Exercise details:
Please return the records below exactly as they stand, with the pictures removed.

Component data from apps and pages:
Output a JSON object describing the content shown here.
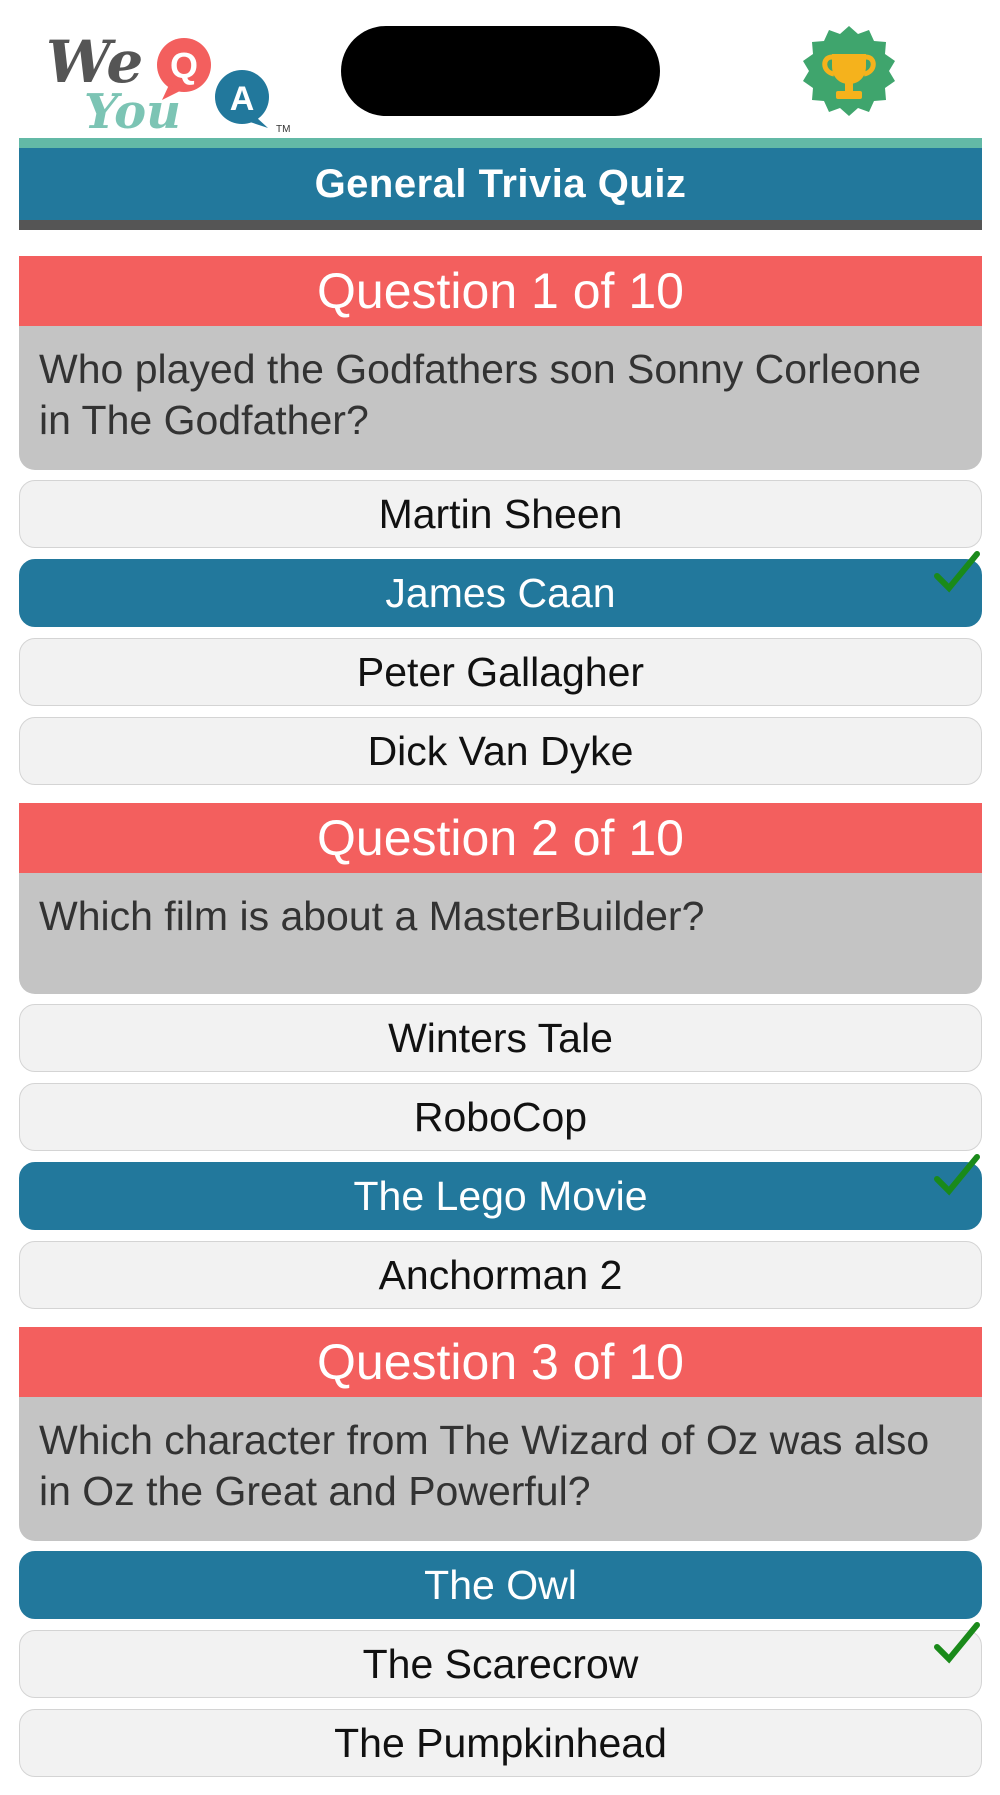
{
  "app": {
    "logo_text": "WeQAYou",
    "notch_icon": "camera-notch",
    "trophy_icon": "trophy-icon"
  },
  "title": "General Trivia Quiz",
  "colors": {
    "accent": "#22789c",
    "question_header": "#f35f5e",
    "question_body": "#c4c4c4",
    "answer_bg": "#f2f2f2",
    "check": "#1a8a1a"
  },
  "questions": [
    {
      "header": "Question 1 of 10",
      "text": "Who played the Godfathers son Sonny Corleone in The Godfather?",
      "answers": [
        {
          "label": "Martin Sheen",
          "selected": false,
          "correct": false
        },
        {
          "label": "James Caan",
          "selected": true,
          "correct": true
        },
        {
          "label": "Peter Gallagher",
          "selected": false,
          "correct": false
        },
        {
          "label": "Dick Van Dyke",
          "selected": false,
          "correct": false
        }
      ]
    },
    {
      "header": "Question 2 of 10",
      "text": "Which film is about a MasterBuilder?",
      "answers": [
        {
          "label": "Winters Tale",
          "selected": false,
          "correct": false
        },
        {
          "label": "RoboCop",
          "selected": false,
          "correct": false
        },
        {
          "label": "The Lego Movie",
          "selected": true,
          "correct": true
        },
        {
          "label": "Anchorman 2",
          "selected": false,
          "correct": false
        }
      ]
    },
    {
      "header": "Question 3 of 10",
      "text": "Which character from The Wizard of Oz was also in Oz the Great and Powerful?",
      "answers": [
        {
          "label": "The Owl",
          "selected": true,
          "correct": false
        },
        {
          "label": "The Scarecrow",
          "selected": false,
          "correct": true
        },
        {
          "label": "The Pumpkinhead",
          "selected": false,
          "correct": false
        }
      ]
    }
  ]
}
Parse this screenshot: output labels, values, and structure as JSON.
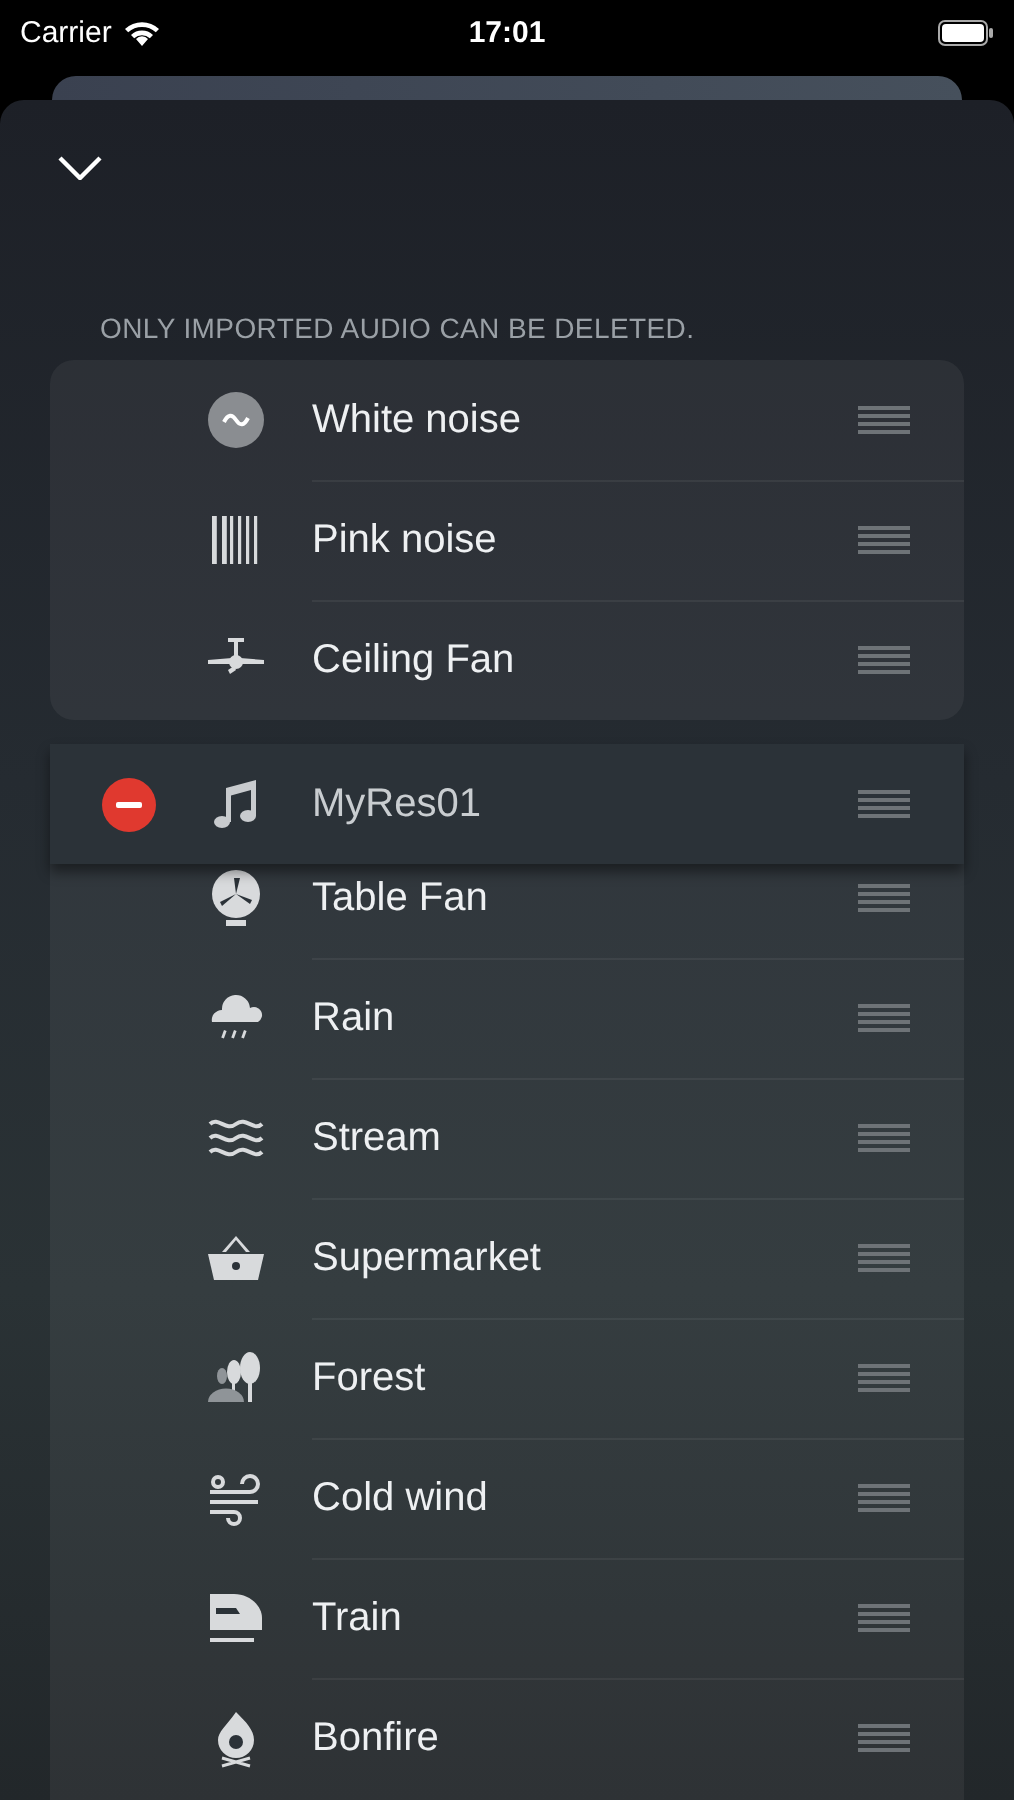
{
  "status_bar": {
    "carrier": "Carrier",
    "time": "17:01"
  },
  "section_header": "ONLY IMPORTED AUDIO CAN BE DELETED.",
  "sounds": [
    {
      "name": "White noise",
      "deletable": false,
      "dragging": false
    },
    {
      "name": "Pink noise",
      "deletable": false,
      "dragging": false
    },
    {
      "name": "Ceiling Fan",
      "deletable": false,
      "dragging": false
    },
    {
      "name": "MyRes01",
      "deletable": true,
      "dragging": true
    },
    {
      "name": "Table Fan",
      "deletable": false,
      "dragging": false
    },
    {
      "name": "Rain",
      "deletable": false,
      "dragging": false
    },
    {
      "name": "Stream",
      "deletable": false,
      "dragging": false
    },
    {
      "name": "Supermarket",
      "deletable": false,
      "dragging": false
    },
    {
      "name": "Forest",
      "deletable": false,
      "dragging": false
    },
    {
      "name": "Cold wind",
      "deletable": false,
      "dragging": false
    },
    {
      "name": "Train",
      "deletable": false,
      "dragging": false
    },
    {
      "name": "Bonfire",
      "deletable": false,
      "dragging": false
    }
  ]
}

Result for this exercise:
Output a JSON object describing the content shown here.
{
  "app": {
    "logo_text": "WeQAYou",
    "notch_icon": "camera-notch",
    "trophy_icon": "trophy-icon"
  },
  "title": "General Trivia Quiz",
  "colors": {
    "accent": "#22789c",
    "question_header": "#f35f5e",
    "question_body": "#c4c4c4",
    "answer_bg": "#f2f2f2",
    "check": "#1a8a1a"
  },
  "questions": [
    {
      "header": "Question 1 of 10",
      "text": "Who played the Godfathers son Sonny Corleone in The Godfather?",
      "answers": [
        {
          "label": "Martin Sheen",
          "selected": false,
          "correct": false
        },
        {
          "label": "James Caan",
          "selected": true,
          "correct": true
        },
        {
          "label": "Peter Gallagher",
          "selected": false,
          "correct": false
        },
        {
          "label": "Dick Van Dyke",
          "selected": false,
          "correct": false
        }
      ]
    },
    {
      "header": "Question 2 of 10",
      "text": "Which film is about a MasterBuilder?",
      "answers": [
        {
          "label": "Winters Tale",
          "selected": false,
          "correct": false
        },
        {
          "label": "RoboCop",
          "selected": false,
          "correct": false
        },
        {
          "label": "The Lego Movie",
          "selected": true,
          "correct": true
        },
        {
          "label": "Anchorman 2",
          "selected": false,
          "correct": false
        }
      ]
    },
    {
      "header": "Question 3 of 10",
      "text": "Which character from The Wizard of Oz was also in Oz the Great and Powerful?",
      "answers": [
        {
          "label": "The Owl",
          "selected": true,
          "correct": false
        },
        {
          "label": "The Scarecrow",
          "selected": false,
          "correct": true
        },
        {
          "label": "The Pumpkinhead",
          "selected": false,
          "correct": false
        }
      ]
    }
  ]
}
Parse this screenshot: output labels, values, and structure as JSON.
{
  "status_bar": {
    "carrier": "Carrier",
    "time": "17:01"
  },
  "section_header": "ONLY IMPORTED AUDIO CAN BE DELETED.",
  "sounds": [
    {
      "name": "White noise",
      "deletable": false,
      "dragging": false
    },
    {
      "name": "Pink noise",
      "deletable": false,
      "dragging": false
    },
    {
      "name": "Ceiling Fan",
      "deletable": false,
      "dragging": false
    },
    {
      "name": "MyRes01",
      "deletable": true,
      "dragging": true
    },
    {
      "name": "Table Fan",
      "deletable": false,
      "dragging": false
    },
    {
      "name": "Rain",
      "deletable": false,
      "dragging": false
    },
    {
      "name": "Stream",
      "deletable": false,
      "dragging": false
    },
    {
      "name": "Supermarket",
      "deletable": false,
      "dragging": false
    },
    {
      "name": "Forest",
      "deletable": false,
      "dragging": false
    },
    {
      "name": "Cold wind",
      "deletable": false,
      "dragging": false
    },
    {
      "name": "Train",
      "deletable": false,
      "dragging": false
    },
    {
      "name": "Bonfire",
      "deletable": false,
      "dragging": false
    }
  ]
}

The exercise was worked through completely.